  • Will continue to work with a conservator to inspect and restore documents with signatures of WWI soldiers

 

About Ann Rice O'Hanlon

Ann L. Rice was born on June 21, 1908 in Ashland, Kentucky. She attended grade school and high school in Lexington and majored in art at UK, graduating in 1932.  She completed graduate work at the California School of Fine Arts (now the San Francisco Art Institute) where she met Dick O'Hanlon, her future husband. When the couple returned to Kentucky, she was invited by Edward Rannells, chairman of the UK Art Department, to produce the fresco in Memorial Hall.

O’Hanlon was an artist of her time, experimenting with cubist-inspired modernism and using nature as her inspiration. Like many artists who took part in the Public Works of Art Project (PWAP), she adopted a straightforward realistic style that fulfilled the requirements of the program.

After completing the mural in 1934, O’Hanlon returned to California, teaching for many years at Dominican College in San Rafael. She died in 1998, and the home/studio she shared with her husband in Mill Valley was eventually converted into the O’Hanlon Center for the Arts, a venue for exhibitions, poetry readings, workshops, and meditation studies.

 

Fresco Process

Fresco is a process whereby powdered pigments mixed with water are applied onto a wet, lime-plaster ground.  Only a certain amount of the wall can be painted each day before the plaster dries, forcing the artist to work quickly and with confidence. Once applied, the image cannot be corrected. Through a chemical reaction between the carbon dioxide in the air and the calcium hydrate in the plaster, calcium carbonate is formed and the pigment bonds with the plaster surface, becoming one with the architecture.

Of the 15,663 works commissioned across the U.S. during the six months of the Public Works of Art Project in 1934, just 42 were frescoes. O’Hanlon’s mural was the first one produced in Kentucky.

 

Responses

The mural has stirred a range of responses over time. It is recognized as a unique document of a time in U.S. history when the government engaged artists to create ambitious acts of visual storytelling. However, some argue that the mural, although it is a subjective piece of art not necessarily meant to document history accurately, misrepresents and sanitizes the imagery of the time it depicts. In doing so, it failed to declare the immorality of slavery and instead minimized the violence and inhumanity that many experienced through subjugation and slavery. The times have changed and in important ways progress has been made. But the debate about racial climate – on this campus and across our country – continues. On November 12, 2015, a group of 24 African-American students met with UK President Eli Capilouto and university officials, presenting a document entitled, “African/African-American Student Concerns on Racial Climate.”  Objections to the mural were included in numerous conversations about race on campus as well as in print, broadcast, and social media.

 

Time Out

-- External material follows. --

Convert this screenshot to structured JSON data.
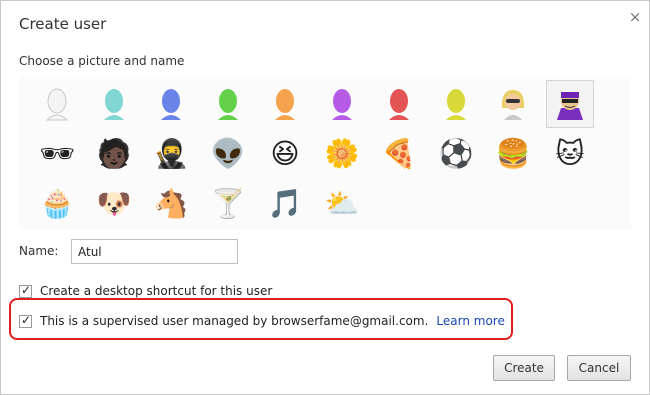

In January 2016, President Capilouto decided to temporarily cover the mural, while simultaneously appointing a committee of faculty, staff, a student, and a community representative to recommend a long-term, comprehensive plan to provide context and consideration for the mural and its presence in our community. His charge to the committee was this:

  1. Recommend a plan of action for the atrium of this iconic hall, which serves as an important venue for educating our students and welcoming our visitors.
  2. Determine specifically how best to give a context to this mural that reflects our shared values and the University’s compelling interest in the educational benefit of diversity.

Numerous meetings were held with stakeholders including students, UK Libraries Special Collections staff, and members of the UK Art in Public Places Committee. The result of these rich and lengthy conversations has yielded a strategy of increased communication and technology, the commissioning of new artworks for the space, and the possible rebranding of Memorial Hall. The University lifted the temporary shroud on March 24, 2017.